And this, I believe, is the secret for us: the work we do six days a week is holy, important work. The Blessed One created us as co-creators; our purpose in existence is to redeem the broken shards of Creation, and to be instruments for the continuing act of Creation. However, just as Shabbat interrupted the construction of the Mishkan in the wilderness, Shabbat should also interrupt our lives today. For six days a week, we are masters of Creation, controlling and manipulating the world around us; on Shabbat, we are very much a part of Creation.
Many of us think of Shabbat beginning at 7:00 p.m. when we go to shul for Kabbalat Shabbat services. But think how different our world would be if we all learned to accept Shabbat as it comes—with sundown. Six days a week humanity manipulates, pollutes, and exploits our world, but Shabbat is there to remind us that this is not how it is supposed to be; the world does not belong to us, we belong to it.
This is my challenge to all of us: for the next month, let Shabbat interrupt us! Look outside on Friday nights as the sun begins to sneak below the horizon, light the candles that remind us of our place in the world and our responsibility to it, and honor this interruption until darkness falls on Saturday night.
- Yeshayahu Leibowitz, Accepting the Yoke of Heaven: Commentary on the Weekly Torah Portion, 2nd ed., trans. Shmuel Himelstein (Jerusalem: Urim Publications, 2002), p. 89
Rabbi Daniel Bogard is co-rabbi with his wife Rabbi Karen Bogard at Anshai Emeth Congregation in Peoria, Illinois.
Vayak’heil, Exodus 35:1-38:20

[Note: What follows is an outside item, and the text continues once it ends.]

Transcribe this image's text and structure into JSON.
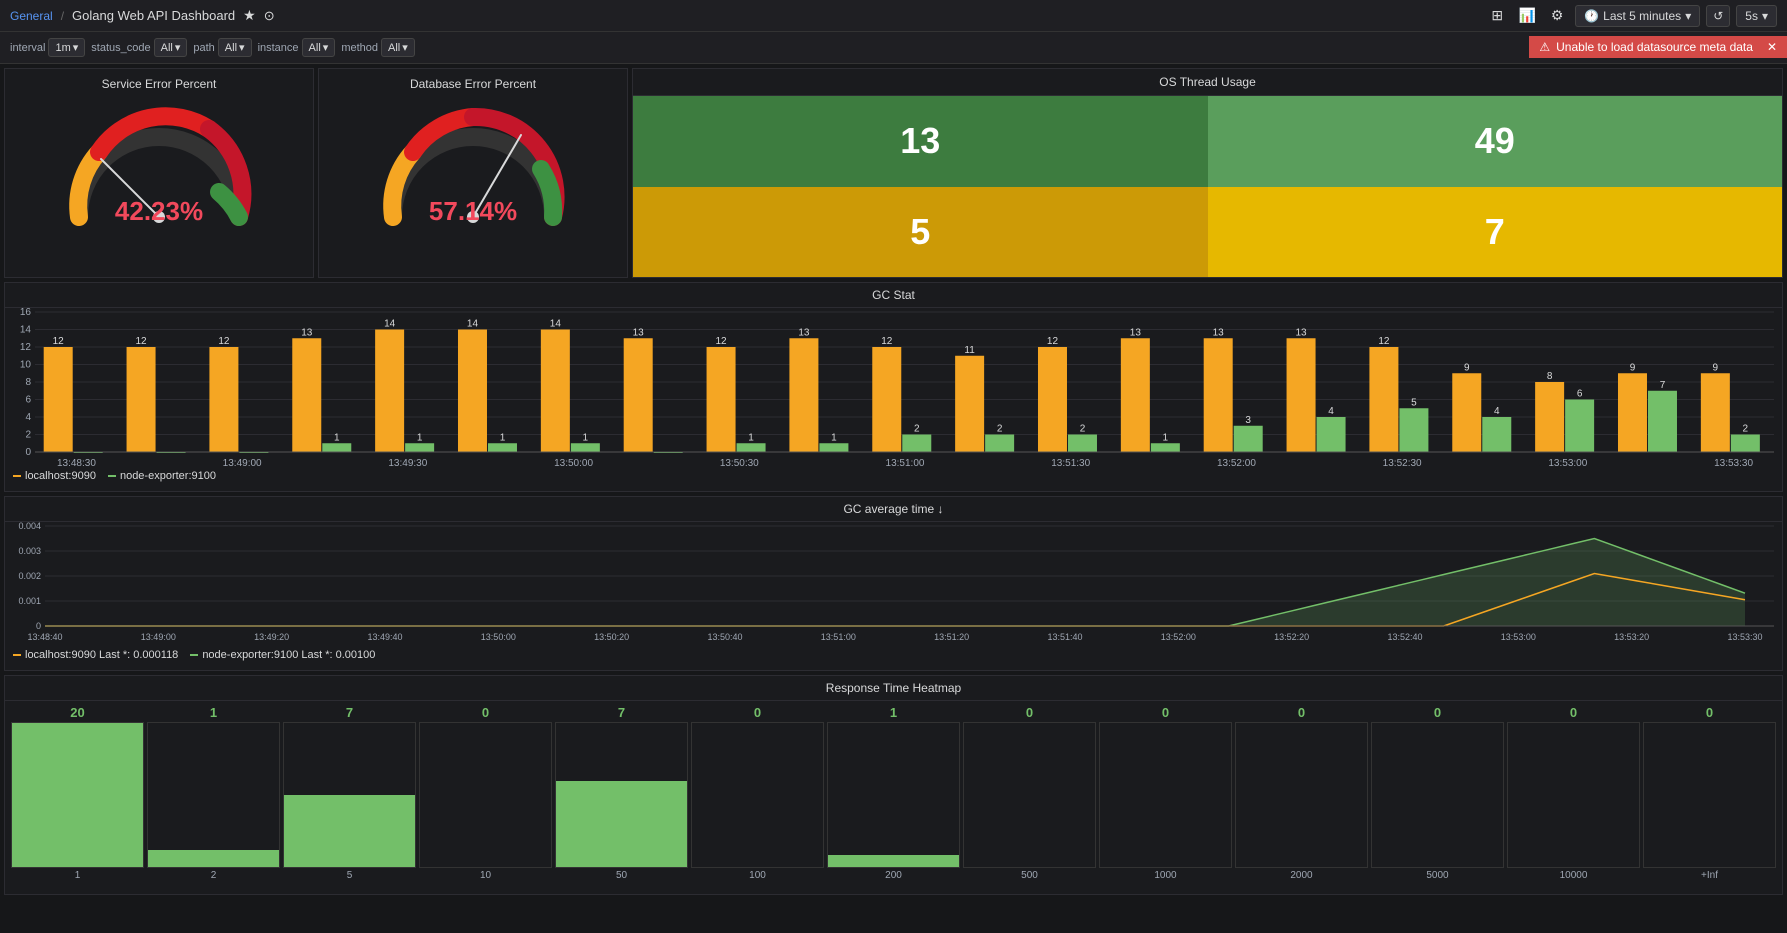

The Torah: A Modern Commentary, pp. 666-679; Revised Edition, pp. 611-624;
The Torah: A Women's Commentary, pp. 521-544